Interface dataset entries
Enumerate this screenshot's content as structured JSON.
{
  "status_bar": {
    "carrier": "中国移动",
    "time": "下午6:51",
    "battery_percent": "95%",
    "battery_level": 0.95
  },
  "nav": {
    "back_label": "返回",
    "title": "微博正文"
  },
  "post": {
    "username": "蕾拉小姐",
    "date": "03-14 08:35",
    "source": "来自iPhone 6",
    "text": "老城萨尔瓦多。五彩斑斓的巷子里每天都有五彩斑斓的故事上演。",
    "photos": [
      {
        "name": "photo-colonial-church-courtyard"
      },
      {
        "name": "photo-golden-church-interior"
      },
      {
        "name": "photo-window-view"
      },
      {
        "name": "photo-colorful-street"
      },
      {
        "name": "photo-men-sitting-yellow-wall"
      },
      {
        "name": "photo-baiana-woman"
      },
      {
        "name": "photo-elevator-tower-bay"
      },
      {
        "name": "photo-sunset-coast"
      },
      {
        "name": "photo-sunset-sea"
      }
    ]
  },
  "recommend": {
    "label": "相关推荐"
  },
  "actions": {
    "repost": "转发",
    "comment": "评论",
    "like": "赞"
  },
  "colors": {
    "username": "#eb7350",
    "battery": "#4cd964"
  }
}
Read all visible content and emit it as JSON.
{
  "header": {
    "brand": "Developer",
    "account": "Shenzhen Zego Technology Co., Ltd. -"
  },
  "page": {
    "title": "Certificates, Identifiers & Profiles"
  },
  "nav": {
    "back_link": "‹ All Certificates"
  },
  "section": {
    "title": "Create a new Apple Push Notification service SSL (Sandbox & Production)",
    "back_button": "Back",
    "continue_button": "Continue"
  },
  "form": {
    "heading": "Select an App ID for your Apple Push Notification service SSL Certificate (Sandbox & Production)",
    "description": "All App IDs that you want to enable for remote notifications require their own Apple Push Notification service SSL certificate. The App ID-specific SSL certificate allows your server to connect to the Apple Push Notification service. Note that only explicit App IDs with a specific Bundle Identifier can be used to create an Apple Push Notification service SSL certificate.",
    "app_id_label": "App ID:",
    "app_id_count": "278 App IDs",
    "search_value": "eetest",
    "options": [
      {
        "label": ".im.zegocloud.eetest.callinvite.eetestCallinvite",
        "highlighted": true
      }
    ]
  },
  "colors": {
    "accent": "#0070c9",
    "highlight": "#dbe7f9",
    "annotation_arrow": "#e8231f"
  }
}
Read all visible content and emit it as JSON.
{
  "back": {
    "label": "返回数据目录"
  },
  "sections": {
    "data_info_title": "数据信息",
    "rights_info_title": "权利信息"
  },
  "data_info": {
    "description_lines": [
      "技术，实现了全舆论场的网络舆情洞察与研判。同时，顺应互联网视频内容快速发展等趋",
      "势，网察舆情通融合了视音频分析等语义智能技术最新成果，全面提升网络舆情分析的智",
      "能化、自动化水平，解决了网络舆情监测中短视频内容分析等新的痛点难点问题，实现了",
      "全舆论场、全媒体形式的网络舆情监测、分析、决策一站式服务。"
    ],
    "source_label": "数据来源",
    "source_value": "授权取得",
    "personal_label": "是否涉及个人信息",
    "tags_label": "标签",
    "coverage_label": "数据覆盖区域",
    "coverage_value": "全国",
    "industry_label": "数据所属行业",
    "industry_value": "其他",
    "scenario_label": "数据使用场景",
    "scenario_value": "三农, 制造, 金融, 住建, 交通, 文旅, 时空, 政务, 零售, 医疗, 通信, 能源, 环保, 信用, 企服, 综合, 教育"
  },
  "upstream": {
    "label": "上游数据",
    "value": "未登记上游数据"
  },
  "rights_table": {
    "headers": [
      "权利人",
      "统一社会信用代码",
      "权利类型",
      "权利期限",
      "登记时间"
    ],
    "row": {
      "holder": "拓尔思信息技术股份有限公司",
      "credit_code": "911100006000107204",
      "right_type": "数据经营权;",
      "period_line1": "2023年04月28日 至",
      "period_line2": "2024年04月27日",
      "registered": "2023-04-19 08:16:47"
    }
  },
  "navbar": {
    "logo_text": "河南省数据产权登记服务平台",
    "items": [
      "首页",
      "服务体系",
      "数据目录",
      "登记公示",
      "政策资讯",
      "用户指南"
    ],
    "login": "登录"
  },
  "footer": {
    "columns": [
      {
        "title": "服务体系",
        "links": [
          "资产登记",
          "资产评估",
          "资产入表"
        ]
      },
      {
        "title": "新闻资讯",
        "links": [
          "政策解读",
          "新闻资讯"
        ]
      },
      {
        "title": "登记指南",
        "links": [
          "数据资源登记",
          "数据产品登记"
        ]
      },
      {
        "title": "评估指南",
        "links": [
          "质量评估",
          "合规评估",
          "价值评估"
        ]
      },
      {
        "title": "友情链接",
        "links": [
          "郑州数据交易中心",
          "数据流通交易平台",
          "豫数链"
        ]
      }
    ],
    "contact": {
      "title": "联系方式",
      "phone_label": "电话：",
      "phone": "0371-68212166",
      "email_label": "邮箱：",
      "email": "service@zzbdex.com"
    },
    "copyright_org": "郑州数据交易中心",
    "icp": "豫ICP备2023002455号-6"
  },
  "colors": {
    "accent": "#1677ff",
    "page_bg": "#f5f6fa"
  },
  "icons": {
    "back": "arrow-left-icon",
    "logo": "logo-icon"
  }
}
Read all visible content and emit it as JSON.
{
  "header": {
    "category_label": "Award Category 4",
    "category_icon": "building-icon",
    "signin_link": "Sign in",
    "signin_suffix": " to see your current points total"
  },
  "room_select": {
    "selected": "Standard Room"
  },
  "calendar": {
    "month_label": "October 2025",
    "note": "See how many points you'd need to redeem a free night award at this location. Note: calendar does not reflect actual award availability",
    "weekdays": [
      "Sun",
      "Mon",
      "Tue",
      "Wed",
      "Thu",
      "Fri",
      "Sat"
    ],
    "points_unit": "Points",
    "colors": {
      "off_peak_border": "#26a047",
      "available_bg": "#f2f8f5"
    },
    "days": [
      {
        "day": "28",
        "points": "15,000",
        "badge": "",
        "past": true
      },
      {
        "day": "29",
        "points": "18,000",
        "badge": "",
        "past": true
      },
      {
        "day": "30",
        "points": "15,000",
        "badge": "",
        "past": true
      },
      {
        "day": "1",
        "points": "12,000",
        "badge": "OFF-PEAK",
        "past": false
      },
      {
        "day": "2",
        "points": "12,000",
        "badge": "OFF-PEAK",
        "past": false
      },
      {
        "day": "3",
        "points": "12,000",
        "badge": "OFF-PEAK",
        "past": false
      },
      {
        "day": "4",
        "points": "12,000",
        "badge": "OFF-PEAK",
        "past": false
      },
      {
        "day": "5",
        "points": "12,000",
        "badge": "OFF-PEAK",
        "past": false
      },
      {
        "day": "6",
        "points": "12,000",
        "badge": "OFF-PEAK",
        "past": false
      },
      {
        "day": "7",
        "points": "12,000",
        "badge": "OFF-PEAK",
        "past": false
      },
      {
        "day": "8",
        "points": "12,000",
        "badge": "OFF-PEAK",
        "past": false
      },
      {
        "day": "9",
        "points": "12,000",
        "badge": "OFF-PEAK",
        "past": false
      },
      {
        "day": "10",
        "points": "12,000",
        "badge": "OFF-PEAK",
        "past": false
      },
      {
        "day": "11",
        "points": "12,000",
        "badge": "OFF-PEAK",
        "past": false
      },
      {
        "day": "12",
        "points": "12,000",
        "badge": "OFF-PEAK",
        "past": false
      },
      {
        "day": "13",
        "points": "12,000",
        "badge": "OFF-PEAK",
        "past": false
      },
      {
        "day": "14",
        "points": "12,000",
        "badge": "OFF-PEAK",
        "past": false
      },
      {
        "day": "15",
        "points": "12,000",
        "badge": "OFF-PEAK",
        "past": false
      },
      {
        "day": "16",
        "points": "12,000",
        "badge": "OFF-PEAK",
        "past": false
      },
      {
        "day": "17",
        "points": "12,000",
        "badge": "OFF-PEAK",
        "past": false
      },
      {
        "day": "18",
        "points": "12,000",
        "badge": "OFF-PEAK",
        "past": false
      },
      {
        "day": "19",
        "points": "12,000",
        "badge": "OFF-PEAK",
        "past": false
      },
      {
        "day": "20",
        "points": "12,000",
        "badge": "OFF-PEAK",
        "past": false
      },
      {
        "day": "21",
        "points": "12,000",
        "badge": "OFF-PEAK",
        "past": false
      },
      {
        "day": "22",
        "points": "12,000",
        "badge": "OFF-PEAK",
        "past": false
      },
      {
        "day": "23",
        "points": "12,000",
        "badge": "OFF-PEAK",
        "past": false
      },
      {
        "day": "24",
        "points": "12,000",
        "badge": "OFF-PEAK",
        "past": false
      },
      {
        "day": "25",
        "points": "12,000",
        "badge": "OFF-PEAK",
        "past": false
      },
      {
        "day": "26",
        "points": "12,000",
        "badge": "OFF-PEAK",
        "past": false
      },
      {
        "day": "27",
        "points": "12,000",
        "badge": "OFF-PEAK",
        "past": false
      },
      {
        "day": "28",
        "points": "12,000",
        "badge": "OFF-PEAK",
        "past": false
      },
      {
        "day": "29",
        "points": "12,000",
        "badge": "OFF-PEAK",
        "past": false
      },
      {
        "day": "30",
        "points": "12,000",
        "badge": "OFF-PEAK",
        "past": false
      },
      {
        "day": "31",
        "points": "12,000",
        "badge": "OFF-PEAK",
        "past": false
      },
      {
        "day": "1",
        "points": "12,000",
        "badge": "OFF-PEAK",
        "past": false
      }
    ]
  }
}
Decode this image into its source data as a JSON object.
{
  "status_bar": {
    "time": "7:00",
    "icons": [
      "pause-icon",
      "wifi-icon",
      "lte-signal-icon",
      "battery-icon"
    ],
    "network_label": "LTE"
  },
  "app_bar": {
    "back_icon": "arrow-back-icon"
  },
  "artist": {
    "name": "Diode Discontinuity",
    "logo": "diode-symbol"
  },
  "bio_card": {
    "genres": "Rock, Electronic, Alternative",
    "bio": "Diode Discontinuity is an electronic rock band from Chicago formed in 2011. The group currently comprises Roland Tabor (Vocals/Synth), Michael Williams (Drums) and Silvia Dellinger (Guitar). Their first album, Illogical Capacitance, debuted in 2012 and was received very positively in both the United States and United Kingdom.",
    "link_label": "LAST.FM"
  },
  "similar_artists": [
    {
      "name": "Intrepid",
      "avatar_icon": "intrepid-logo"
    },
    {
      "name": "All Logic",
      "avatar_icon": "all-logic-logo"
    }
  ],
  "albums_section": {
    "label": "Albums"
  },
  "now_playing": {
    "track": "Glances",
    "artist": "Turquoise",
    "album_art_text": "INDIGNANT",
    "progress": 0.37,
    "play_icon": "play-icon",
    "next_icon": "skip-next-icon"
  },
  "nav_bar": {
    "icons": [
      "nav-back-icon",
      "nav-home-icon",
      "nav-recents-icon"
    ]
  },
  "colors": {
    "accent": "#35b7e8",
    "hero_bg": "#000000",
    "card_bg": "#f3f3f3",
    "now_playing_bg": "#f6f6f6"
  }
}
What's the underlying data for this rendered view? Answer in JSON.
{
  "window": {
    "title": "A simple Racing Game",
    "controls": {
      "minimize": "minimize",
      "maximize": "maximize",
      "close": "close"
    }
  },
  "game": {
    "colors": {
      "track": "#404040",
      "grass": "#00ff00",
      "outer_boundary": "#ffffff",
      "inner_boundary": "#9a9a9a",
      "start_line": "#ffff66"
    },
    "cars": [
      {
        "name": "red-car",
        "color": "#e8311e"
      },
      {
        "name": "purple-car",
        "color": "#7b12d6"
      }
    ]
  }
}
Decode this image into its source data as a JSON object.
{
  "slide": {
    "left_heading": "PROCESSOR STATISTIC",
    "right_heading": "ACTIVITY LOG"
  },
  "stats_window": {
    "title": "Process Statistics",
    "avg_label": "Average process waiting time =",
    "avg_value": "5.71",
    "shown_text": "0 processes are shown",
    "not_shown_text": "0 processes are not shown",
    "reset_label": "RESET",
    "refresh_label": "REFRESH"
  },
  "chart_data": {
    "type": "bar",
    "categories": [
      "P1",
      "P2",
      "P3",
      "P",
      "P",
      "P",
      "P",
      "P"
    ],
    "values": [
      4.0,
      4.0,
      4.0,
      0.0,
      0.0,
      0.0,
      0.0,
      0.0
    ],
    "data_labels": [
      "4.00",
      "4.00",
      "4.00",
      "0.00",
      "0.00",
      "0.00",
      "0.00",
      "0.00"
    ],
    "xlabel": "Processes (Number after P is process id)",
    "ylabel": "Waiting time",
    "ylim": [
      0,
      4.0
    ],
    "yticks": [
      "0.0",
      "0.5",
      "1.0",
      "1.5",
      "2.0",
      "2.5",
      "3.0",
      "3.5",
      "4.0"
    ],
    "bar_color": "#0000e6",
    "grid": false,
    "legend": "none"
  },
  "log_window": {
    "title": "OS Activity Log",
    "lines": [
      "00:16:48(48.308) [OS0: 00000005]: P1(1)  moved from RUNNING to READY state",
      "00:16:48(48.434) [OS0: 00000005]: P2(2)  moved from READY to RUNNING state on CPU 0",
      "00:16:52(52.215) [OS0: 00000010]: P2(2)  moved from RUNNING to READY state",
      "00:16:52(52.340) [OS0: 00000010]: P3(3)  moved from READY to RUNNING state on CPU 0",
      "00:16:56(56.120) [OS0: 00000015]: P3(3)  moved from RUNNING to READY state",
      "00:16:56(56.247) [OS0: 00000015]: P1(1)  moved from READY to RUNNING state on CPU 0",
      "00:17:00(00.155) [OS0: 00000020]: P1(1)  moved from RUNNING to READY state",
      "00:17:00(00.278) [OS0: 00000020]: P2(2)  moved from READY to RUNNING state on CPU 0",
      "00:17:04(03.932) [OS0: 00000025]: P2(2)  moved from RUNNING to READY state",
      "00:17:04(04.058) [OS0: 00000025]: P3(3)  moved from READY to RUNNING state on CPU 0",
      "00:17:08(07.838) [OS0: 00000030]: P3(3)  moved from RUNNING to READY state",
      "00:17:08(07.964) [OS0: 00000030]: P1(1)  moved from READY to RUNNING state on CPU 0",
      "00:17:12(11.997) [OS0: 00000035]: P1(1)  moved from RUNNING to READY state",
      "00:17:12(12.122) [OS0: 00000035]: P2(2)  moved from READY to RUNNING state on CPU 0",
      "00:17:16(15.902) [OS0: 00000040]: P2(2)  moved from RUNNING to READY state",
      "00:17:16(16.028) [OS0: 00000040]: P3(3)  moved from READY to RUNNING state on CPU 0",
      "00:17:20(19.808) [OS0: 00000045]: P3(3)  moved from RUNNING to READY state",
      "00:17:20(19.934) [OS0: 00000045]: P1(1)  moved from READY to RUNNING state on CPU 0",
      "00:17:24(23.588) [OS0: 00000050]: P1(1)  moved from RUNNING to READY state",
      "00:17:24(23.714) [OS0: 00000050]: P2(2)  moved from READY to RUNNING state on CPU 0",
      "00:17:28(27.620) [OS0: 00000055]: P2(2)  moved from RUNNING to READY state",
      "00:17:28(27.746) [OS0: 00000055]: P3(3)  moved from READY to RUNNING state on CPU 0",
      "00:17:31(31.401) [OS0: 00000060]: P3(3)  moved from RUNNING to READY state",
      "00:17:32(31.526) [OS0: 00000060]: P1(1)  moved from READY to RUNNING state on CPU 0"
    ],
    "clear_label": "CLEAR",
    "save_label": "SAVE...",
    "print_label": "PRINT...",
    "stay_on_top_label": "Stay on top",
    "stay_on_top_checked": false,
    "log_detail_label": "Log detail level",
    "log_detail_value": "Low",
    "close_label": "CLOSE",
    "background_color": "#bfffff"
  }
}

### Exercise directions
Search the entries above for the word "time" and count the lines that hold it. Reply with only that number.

### Answer to the exercise
4